GMI, a corporate governance advisory company, gave P&G a letter grade of “D” on corporate governance last year, saying “multiple overcommitted directors can seriously weaken a board.” American Express, Boeing, Hewlett-Packard and WellPoint also received “D” grades for governance issues relating to compensation or board composition, while Archer-Daniels-Midland and Frontier were given “C” grades.
Frontier CEO Maggie Wilderotter, who joined P&G’s board in 2009, is trying to reverse seven straight quarters of revenue declines after the company purchased Verizon Communications Inc.’s local wireline business in 14 states for more than $8 billion. She is also a director at Xerox Corp. alongside McDonald and at bankrupt media company Tribune Co.
Archer-Daniels-Midland, the corn processer led by P&G director Patricia Woertz, is confronting the U.S. drought and rising costs to buy corn from farmers. The Decatur, Illinois-based company has missed analysts’ earnings estimates in four of the last five quarters.
American Express CEO Kenneth Chenault leads the best-performing company among the chief executives on the P&G board. The biggest credit-card issuer by purchases reported a second-quarter profit in July that beat analysts’ estimates. The shares have risen 24 percent this year. Chenault, who joined the P&G board in 2008, is also on the board of IBM with McNerney.
The other P&G directors include Intuit Inc. founder Scott Cook, who remains an Intuit board member and is also an EBay Inc. director; Susan Desmond-Hellman, chancellor of the University of California, San Francisco; Johnathan A. Rodgers, former CEO of TV One LLC and a director at Nike Inc. and Comcast Corp.; and Ernesto Zedillo, former president of Mexico, who is also a director at Alcoa Inc., Citigroup Inc. and Grupo Prisa.

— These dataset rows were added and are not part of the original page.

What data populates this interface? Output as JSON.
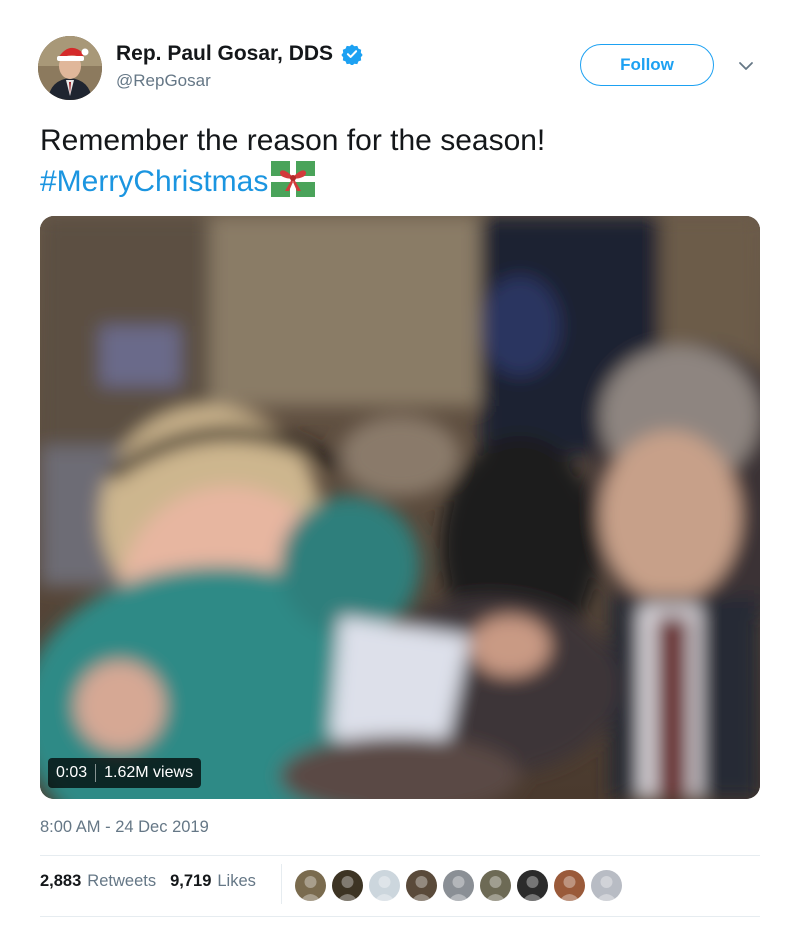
{
  "author": {
    "display_name": "Rep. Paul Gosar, DDS",
    "handle": "@RepGosar",
    "avatar_icon": "profile-photo-santa-hat",
    "verified_icon": "verified-badge-icon"
  },
  "follow_label": "Follow",
  "chevron_icon": "chevron-down-icon",
  "tweet": {
    "text": "Remember the reason for the season!",
    "hashtag": "#MerryChristmas",
    "emoji": "wrapped-gift-emoji"
  },
  "video": {
    "elapsed": "0:03",
    "views": "1.62M views"
  },
  "timestamp": "8:00 AM - 24 Dec 2019",
  "stats": {
    "retweets_count": "2,883",
    "retweets_label": "Retweets",
    "likes_count": "9,719",
    "likes_label": "Likes"
  },
  "colors": {
    "accent": "#1da1f2",
    "hashtag": "#1b95e0",
    "muted": "#657786",
    "divider": "#e6ecf0"
  },
  "likers": [
    {
      "icon": "liker-avatar-1",
      "color": "#7a6b4e"
    },
    {
      "icon": "liker-avatar-2",
      "color": "#3d3424"
    },
    {
      "icon": "liker-avatar-3",
      "color": "#ccd6dd"
    },
    {
      "icon": "liker-avatar-4",
      "color": "#5a4a3a"
    },
    {
      "icon": "liker-avatar-5",
      "color": "#8a8f95"
    },
    {
      "icon": "liker-avatar-6",
      "color": "#6d6a55"
    },
    {
      "icon": "liker-avatar-7",
      "color": "#2b2b2b"
    },
    {
      "icon": "liker-avatar-8",
      "color": "#9a5a3a"
    },
    {
      "icon": "liker-avatar-9",
      "color": "#b8bcc4"
    }
  ]
}
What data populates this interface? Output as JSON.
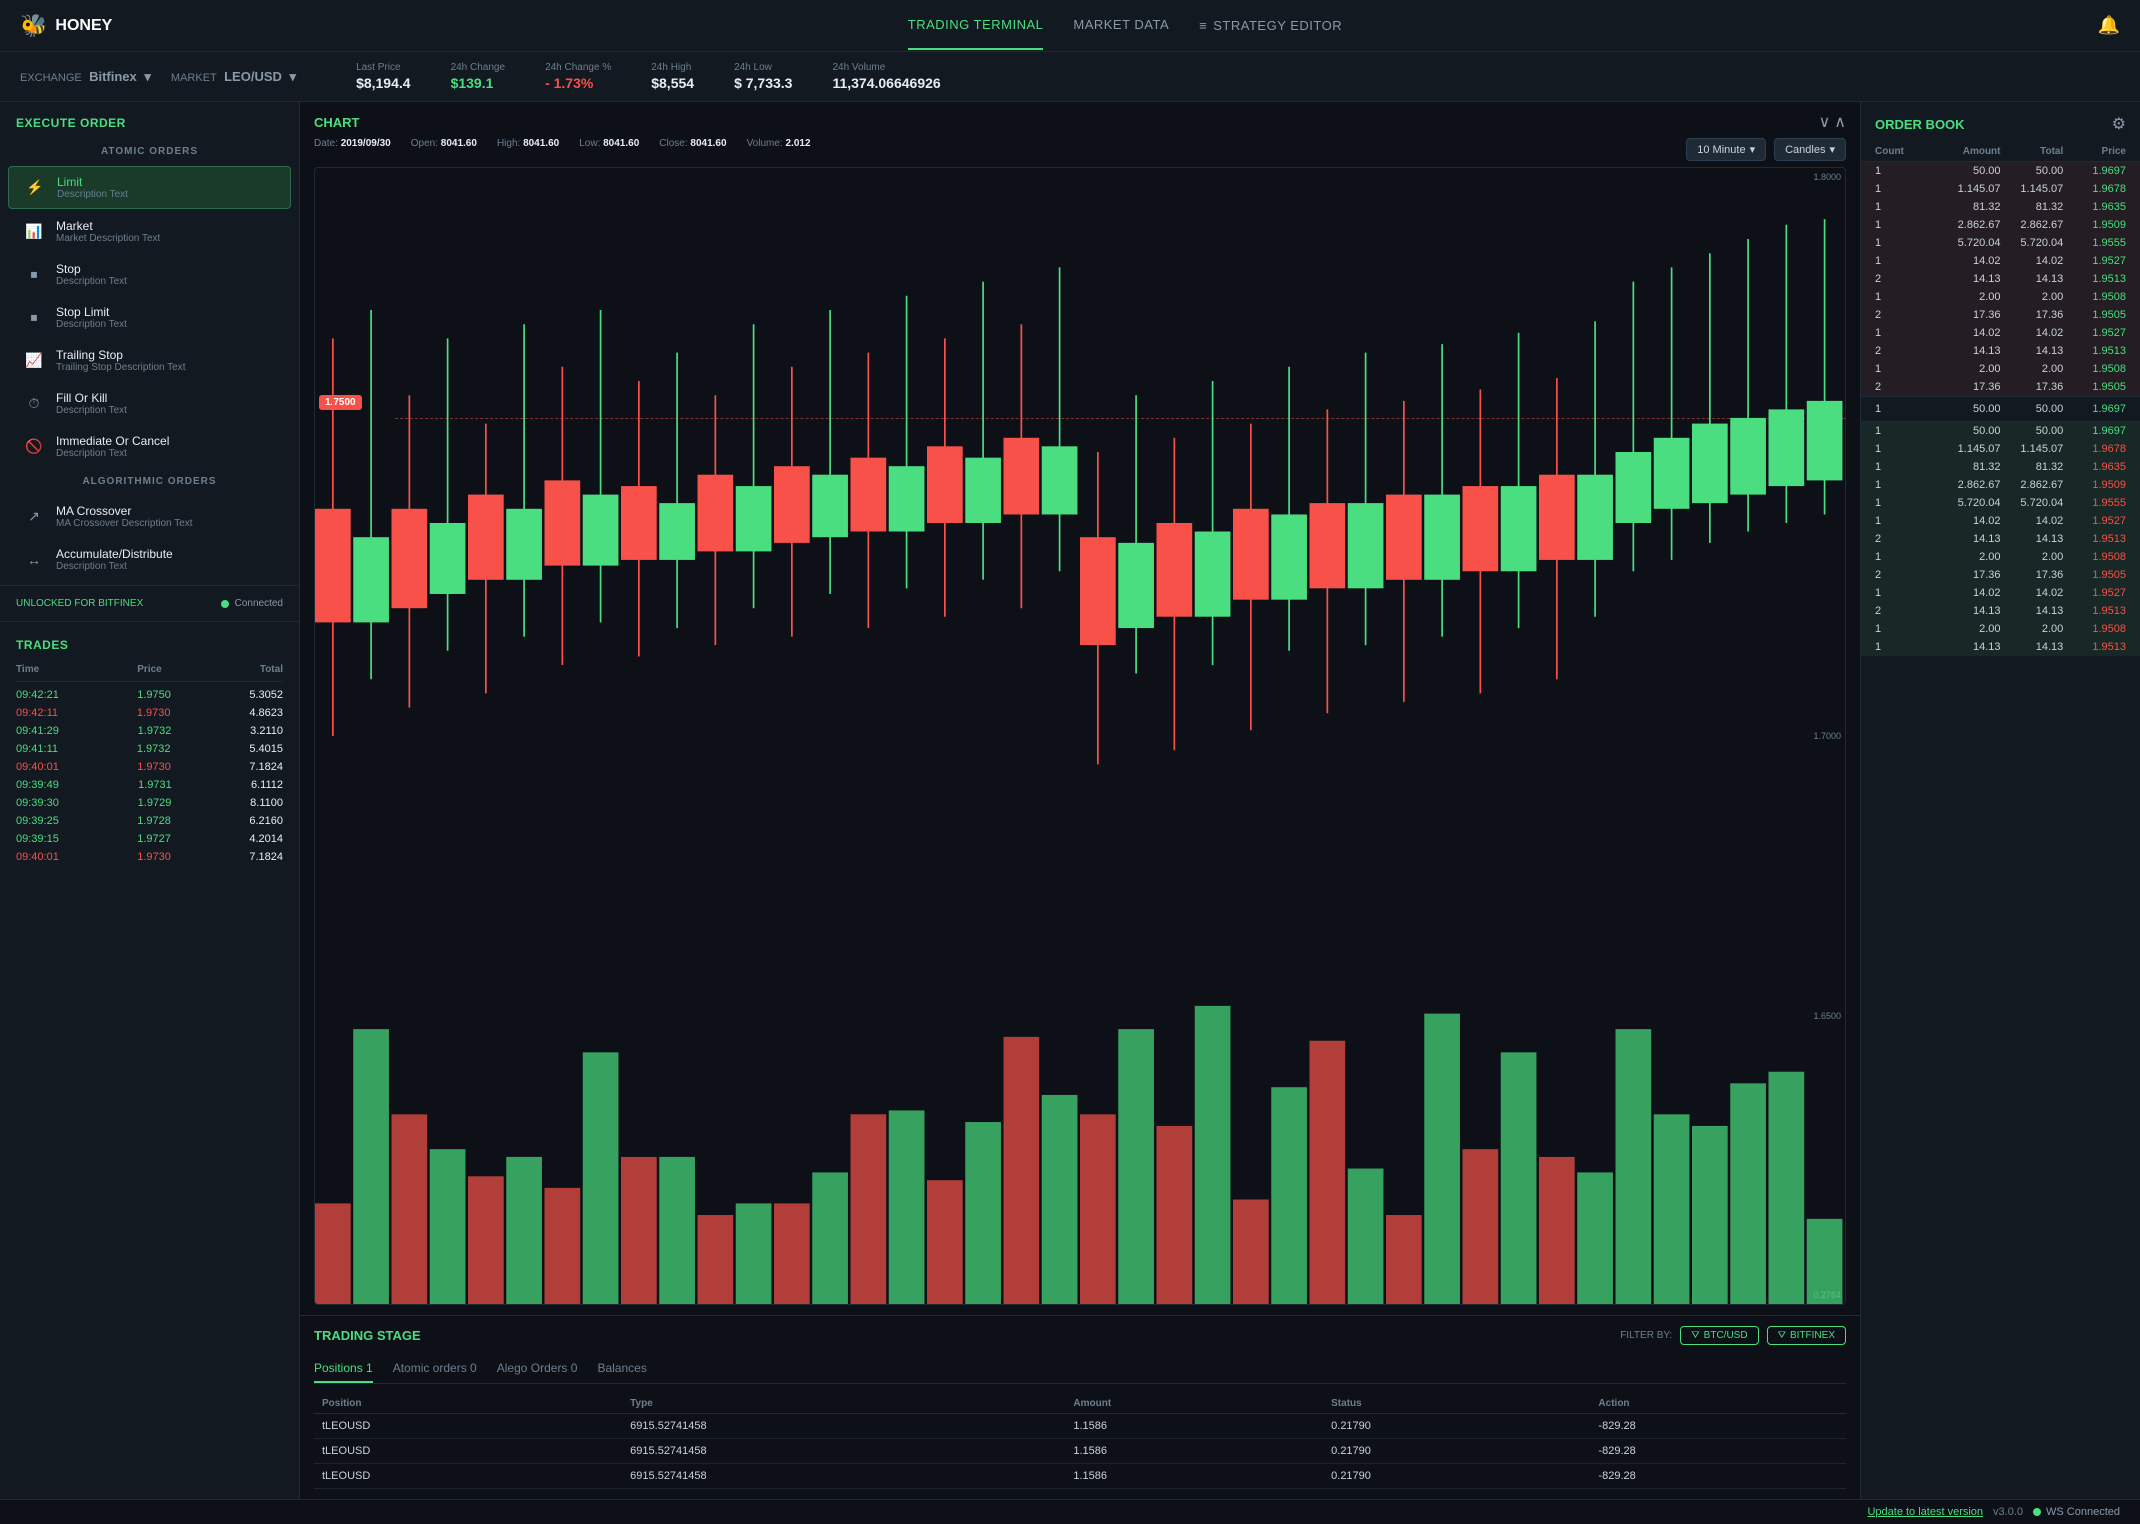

The lineup at P&G is increasingly an anomaly, said Stanford’s Larcker, who recently wrote a paper on whether CEOs make the best board members. In 2000, 53 percent of newly elected, independent directors were a CEO or other active high-level executive compared with 26 percent in 2010, he said, citing a 2010 study by recruiting company Spencer Stuart.
In a separate survey last year of corporate directors from Stanford’s Rock Center for Corporate Governance and recruiter Heidrick & Struggles, 87 percent of respondents said active CEO directors are too busy with their own companies to be effective, Larcker said.
A better strategy is to mix directors with experience in the industry of the company, specialists like technologists or accounting experts and then a minority of generalists such as sitting or retired CEOS in other fields, said Robert Pozen, a senior lecturer for Harvard Business School and the Brookings Institute.
“It’s easy to see what expertise each of these CEOs bring, but I wouldn’t have a majority of these people as a general rule,” said Pozen, who is also a director at Nielsen Holdings NV and Medtronic Inc. “These are all very good, smart people but CEOs have less time to be on boards.”